San Bernardino bypassed the AB 506 process by declaring a fiscal emergency on July 18, 2012, and filed for Chapter 9 protection on August 1, 2012. San Bernardino’s option to forgo the AB 506 process has not been without consequence. San Bernardino’s motion for entry of an order (1) directing and approving form of notice and (2) deadline for filing objections to petition (the “motion”) was met with numerous oppositions from creditors. In its motion, San Bernardino sought an objection deadline of September 21, 2012, to its bankruptcy petition. Creditors balked at the shortened deadline, saying that San Bernardino has not provided them with sufficient financial information to evaluate San Bernardino’s bankruptcy eligibility, especially given that San Bernardino did not go through the AB 506 process. Additionally, there may be larger issues in that it has recently come to light that for the 13 of the past 16 years the City Council had been given falsified budget documents that claimed San Bernardino was operating within its budget when in fact it had been deficit spending. The court granted the motion, but extended the objection deadline to October 24, 2012, with a status conference hearing scheduled for November 5, 2012. Creditors have suggested, and will likely argue, that San Bernardino is not eligible for Chapter 9 protection because of its failure to previously negotiate with creditors holding at least a majority of each class of debt as required under the Bankruptcy Code. However, San Bernardino will likely rely on its fiscal emergency to argue that negotiations with creditors were impracticable and therefore not a requirement for its eligibility. Additionally, the lack of legitimate budget figures may prove to impede San Bernardino’s ability to devise a plan for the adjustment of its debt, or in the very least delay San Bernardino’s emergence from Chapter 9.

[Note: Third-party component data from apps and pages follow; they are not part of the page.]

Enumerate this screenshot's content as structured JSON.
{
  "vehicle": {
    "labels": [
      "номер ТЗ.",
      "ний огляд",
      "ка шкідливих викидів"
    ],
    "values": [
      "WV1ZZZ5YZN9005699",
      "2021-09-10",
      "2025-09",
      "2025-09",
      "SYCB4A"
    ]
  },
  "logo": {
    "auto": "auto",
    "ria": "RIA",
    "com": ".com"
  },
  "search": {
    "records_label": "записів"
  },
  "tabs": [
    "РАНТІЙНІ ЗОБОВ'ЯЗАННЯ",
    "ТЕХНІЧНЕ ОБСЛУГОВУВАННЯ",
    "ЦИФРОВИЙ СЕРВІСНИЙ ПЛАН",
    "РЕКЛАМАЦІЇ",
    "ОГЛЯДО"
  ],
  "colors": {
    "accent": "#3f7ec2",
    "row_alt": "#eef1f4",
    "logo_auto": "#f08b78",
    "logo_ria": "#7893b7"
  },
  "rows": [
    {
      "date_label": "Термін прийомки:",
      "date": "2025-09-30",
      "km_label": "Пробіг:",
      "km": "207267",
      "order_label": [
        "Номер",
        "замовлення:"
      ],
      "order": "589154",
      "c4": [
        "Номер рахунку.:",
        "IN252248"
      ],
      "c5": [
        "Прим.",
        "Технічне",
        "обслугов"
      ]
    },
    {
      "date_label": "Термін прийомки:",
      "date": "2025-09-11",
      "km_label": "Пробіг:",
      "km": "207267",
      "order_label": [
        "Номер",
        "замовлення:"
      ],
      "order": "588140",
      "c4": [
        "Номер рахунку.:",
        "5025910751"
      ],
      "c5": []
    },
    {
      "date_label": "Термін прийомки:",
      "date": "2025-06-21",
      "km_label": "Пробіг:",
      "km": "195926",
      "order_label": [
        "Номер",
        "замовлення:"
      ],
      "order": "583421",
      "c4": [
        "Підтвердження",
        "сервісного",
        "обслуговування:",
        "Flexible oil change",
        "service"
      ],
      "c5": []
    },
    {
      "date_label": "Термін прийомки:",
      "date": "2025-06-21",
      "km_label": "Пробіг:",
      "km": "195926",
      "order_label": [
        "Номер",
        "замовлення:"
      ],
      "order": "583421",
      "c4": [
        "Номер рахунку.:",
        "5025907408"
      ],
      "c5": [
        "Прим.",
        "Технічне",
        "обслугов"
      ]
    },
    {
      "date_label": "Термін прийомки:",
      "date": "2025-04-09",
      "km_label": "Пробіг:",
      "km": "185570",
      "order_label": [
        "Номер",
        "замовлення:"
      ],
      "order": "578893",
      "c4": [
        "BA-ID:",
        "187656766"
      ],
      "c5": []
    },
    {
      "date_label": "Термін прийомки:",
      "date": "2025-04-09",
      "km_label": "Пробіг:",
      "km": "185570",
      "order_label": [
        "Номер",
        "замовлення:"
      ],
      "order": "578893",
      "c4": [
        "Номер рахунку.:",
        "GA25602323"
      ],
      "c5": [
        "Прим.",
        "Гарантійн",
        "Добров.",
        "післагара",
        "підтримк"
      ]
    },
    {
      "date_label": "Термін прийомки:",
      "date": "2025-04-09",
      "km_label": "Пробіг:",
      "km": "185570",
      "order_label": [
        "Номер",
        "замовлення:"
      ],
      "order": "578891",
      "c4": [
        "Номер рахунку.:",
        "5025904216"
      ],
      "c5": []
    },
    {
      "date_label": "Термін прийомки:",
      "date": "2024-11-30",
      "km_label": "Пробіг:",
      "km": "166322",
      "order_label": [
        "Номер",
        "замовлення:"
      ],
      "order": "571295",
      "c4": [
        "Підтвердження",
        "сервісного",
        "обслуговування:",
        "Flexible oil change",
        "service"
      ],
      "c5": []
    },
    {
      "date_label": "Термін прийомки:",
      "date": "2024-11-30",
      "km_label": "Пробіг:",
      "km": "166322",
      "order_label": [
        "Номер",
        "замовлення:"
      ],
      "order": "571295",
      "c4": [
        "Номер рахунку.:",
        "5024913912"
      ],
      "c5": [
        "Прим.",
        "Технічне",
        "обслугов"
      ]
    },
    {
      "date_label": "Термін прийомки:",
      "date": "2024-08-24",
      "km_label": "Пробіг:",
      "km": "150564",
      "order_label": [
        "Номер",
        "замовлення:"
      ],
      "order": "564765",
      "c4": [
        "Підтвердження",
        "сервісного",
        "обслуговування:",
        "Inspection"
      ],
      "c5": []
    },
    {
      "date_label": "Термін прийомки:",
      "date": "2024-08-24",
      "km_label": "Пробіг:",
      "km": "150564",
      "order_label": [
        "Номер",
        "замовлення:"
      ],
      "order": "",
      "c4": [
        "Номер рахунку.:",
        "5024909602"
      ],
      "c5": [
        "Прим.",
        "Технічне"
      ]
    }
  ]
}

The AB 506 process was implemented to help municipalities avoid bankruptcy. To date, it has yet to successfully prevent a Chapter 9 filing. Instead, it appears that unless the major stakeholders can be brought to the table and be a meaningful part of the restructuring, the process will not lead to an out-of-court restructuring but rather add additional time and complications to an already difficult process.